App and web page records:
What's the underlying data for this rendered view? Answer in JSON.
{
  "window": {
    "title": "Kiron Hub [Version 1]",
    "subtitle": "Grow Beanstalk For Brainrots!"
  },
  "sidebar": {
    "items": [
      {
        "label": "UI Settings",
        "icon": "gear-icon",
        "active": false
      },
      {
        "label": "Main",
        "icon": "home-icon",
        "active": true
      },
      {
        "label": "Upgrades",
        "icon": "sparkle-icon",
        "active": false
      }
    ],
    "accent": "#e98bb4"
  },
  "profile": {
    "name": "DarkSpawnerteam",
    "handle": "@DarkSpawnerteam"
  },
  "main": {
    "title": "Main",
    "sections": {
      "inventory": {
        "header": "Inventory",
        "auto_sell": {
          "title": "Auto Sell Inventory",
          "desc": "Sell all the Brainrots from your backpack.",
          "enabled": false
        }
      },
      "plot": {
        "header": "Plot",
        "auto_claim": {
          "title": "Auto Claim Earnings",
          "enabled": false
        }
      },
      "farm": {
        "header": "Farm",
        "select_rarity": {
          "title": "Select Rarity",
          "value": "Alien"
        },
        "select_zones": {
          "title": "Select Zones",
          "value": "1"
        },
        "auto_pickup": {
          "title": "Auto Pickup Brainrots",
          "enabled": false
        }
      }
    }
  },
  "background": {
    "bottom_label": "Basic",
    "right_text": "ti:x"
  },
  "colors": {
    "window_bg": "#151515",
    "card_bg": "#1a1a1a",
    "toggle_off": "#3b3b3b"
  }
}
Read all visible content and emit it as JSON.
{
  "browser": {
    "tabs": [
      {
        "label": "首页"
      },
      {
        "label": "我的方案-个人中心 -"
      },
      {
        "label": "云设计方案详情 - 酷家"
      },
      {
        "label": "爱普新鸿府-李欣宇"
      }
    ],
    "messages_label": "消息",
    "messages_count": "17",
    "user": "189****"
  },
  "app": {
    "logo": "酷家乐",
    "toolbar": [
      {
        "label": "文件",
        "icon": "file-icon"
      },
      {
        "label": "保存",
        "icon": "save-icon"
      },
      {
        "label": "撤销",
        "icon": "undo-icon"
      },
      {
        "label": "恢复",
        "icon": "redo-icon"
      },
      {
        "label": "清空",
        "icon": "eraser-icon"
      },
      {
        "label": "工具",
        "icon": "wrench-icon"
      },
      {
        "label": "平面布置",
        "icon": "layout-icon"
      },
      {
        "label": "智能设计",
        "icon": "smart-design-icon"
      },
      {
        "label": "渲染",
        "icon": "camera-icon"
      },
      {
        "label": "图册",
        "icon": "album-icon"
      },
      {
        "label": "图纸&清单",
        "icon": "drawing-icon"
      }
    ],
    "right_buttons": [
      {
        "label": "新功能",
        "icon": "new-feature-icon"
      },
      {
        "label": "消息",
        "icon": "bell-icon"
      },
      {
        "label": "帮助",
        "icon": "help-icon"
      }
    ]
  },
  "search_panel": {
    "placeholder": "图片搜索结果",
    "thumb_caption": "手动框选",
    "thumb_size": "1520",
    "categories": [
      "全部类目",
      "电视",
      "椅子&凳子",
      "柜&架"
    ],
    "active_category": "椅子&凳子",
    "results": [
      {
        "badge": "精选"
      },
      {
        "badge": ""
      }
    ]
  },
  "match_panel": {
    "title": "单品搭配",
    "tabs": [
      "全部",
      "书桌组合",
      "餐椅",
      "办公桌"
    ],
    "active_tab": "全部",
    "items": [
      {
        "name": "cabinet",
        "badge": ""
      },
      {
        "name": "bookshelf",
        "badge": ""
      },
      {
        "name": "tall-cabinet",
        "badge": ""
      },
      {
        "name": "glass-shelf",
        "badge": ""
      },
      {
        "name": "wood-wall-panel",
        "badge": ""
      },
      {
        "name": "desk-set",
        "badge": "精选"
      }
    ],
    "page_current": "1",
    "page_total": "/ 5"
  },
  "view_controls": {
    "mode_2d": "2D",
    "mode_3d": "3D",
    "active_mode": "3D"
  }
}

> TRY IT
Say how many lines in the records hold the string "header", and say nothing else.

> EXERCISE SOLUTION
3